(06/17/2009) JBS, the world’s largest beef processor, is under investigation by Brazil’s federal prosecutor’s office for corruption, reports Reuters.
(06/13/2009) The Work Bank’s private lending arm has withdrawn a $90 million loan to Brazilian cattle giant Bertin, following Greenpeace’s release of a report linking Bertin to illegal deforestation of the Amazon rainforest, report environmental groups, Friends of the Earth-Brazil and Greenpeace. The loan, granted by the International Finance Corporation (IFC) in March 2007, was to expand Bertin’s meat-processing in the Brazilian Amazon. At the time, the IFC promoted the loan as a way to promote environmentally responsible beef production in the Amazon, although environmental groups — including Friends of the Earth-Brazil and Greenpeace — criticized the move.
(06/12/2009) Brazil’s three largest supermarket chains, Wal-Mart, Carrefour and Pão de Açúcar, will suspend contracts with suppliers found to be involved in Amazon deforestation, reports O Globo. The decision, announced at a meeting of the Brazilian Association of Supermarkets (Abras) this week, comes less than two weeks after Greenpeace’s exposé of the Amazon cattle industry. The report, titled Slaughtering the Amazon, linked some of the world’s most prominent brands — including Nike, Toyota, Carrefour, Wal-Mart, and Johnson & Johnson, among dozens of others — to destruction of the Amazon rainforest for cattle pasture.
(06/01/2009) Major international companies are unwittingly driving the deforestation of the Amazon rainforest through their purchases of leather, beef and other products supplied from the Brazil cattle industry, alleges a new report from Greenpeace. The report, Slaughtering the Amazon, is based on a three-year undercover investigation of the Brazilian cattle industry, which accounts for 80 percent of Amazon deforestation and roughly 14 percent of the world’s annual forest loss. Greenpeace found that Brazilian beef companies are important suppliers of raw materials used by leading global brands, including Adidas/Reebok, Nike, Carrefour, Eurostar, Unilever, Johnson & Johnson, Toyota, Honda, Gucci, Louis Vuitton, Prada, IKEA, Kraft, Tesco and Wal-Mart, among others.

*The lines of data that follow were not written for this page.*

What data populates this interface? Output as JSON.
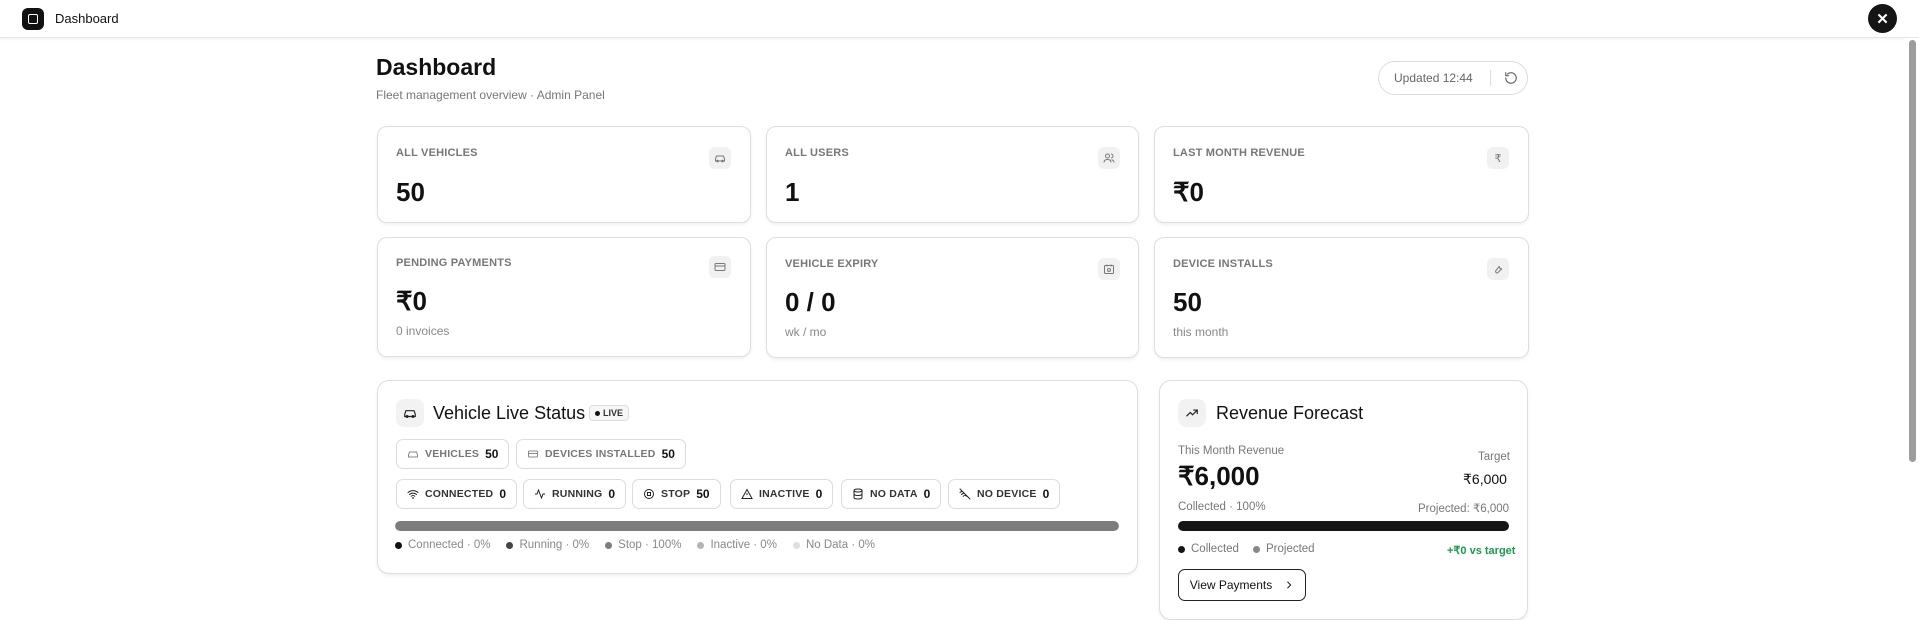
{
  "app": {
    "title": "Dashboard"
  },
  "header": {
    "title": "Dashboard",
    "subtitle": "Fleet management overview · Admin Panel",
    "updated": "Updated 12:44"
  },
  "stats": [
    {
      "label": "ALL VEHICLES",
      "value": "50",
      "sub": "",
      "icon": "car-icon"
    },
    {
      "label": "ALL USERS",
      "value": "1",
      "sub": "",
      "icon": "users-icon"
    },
    {
      "label": "LAST MONTH REVENUE",
      "value": "₹0",
      "sub": "",
      "icon": "rupee-icon"
    },
    {
      "label": "PENDING PAYMENTS",
      "value": "₹0",
      "sub": "0 invoices",
      "icon": "credit-card-icon"
    },
    {
      "label": "VEHICLE EXPIRY",
      "value": "0 / 0",
      "sub": "wk / mo",
      "icon": "calendar-icon"
    },
    {
      "label": "DEVICE INSTALLS",
      "value": "50",
      "sub": "this month",
      "icon": "wrench-icon"
    }
  ],
  "live_status": {
    "title": "Vehicle Live Status",
    "badge": "LIVE",
    "summary": [
      {
        "label": "VEHICLES",
        "count": "50"
      },
      {
        "label": "DEVICES INSTALLED",
        "count": "50"
      }
    ],
    "states": [
      {
        "label": "CONNECTED",
        "count": "0"
      },
      {
        "label": "RUNNING",
        "count": "0"
      },
      {
        "label": "STOP",
        "count": "50"
      },
      {
        "label": "INACTIVE",
        "count": "0"
      },
      {
        "label": "NO DATA",
        "count": "0"
      },
      {
        "label": "NO DEVICE",
        "count": "0"
      }
    ],
    "stop_share_percent": 100,
    "legend": [
      {
        "text": "Connected · 0%",
        "color": "#111111"
      },
      {
        "text": "Running · 0%",
        "color": "#444444"
      },
      {
        "text": "Stop · 100%",
        "color": "#7d7d7d"
      },
      {
        "text": "Inactive · 0%",
        "color": "#b5b5b5"
      },
      {
        "text": "No Data · 0%",
        "color": "#dedede"
      }
    ]
  },
  "forecast": {
    "title": "Revenue Forecast",
    "month_label": "This Month Revenue",
    "month_value": "₹6,000",
    "target_label": "Target",
    "target_value": "₹6,000",
    "collected_text": "Collected · 100%",
    "projected_text": "Projected: ₹6,000",
    "collected_percent": 100,
    "legend_collected": "Collected",
    "legend_projected": "Projected",
    "vs_target": "+₹0 vs target",
    "vs_target_color": "#1a9a4a",
    "button": "View Payments"
  }
}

(02/16/2009) Nearly 80 percent of deforestation in the Brazilian Amazon results from cattle ranching, according to a new report by Greenpeace. The finding confirms what Amazon researchers have long known – that Brazil’s rise to become the world’s largest exporter of beef has come at the expense of Earth’s biggest rainforest. More than 38,600 square miles has been cleared for pasture since 1996, bringing the total area occupied by cattle ranches in the Brazilian Amazon to 214,000 square miles, an area larger than France. The legal Amazon, an region consisting of rainforests and a biologically-rich grassland known as cerrado, is now home to more than 80 million head of cattle. For comparison, the entire U.S. herd was 96 million in 2008.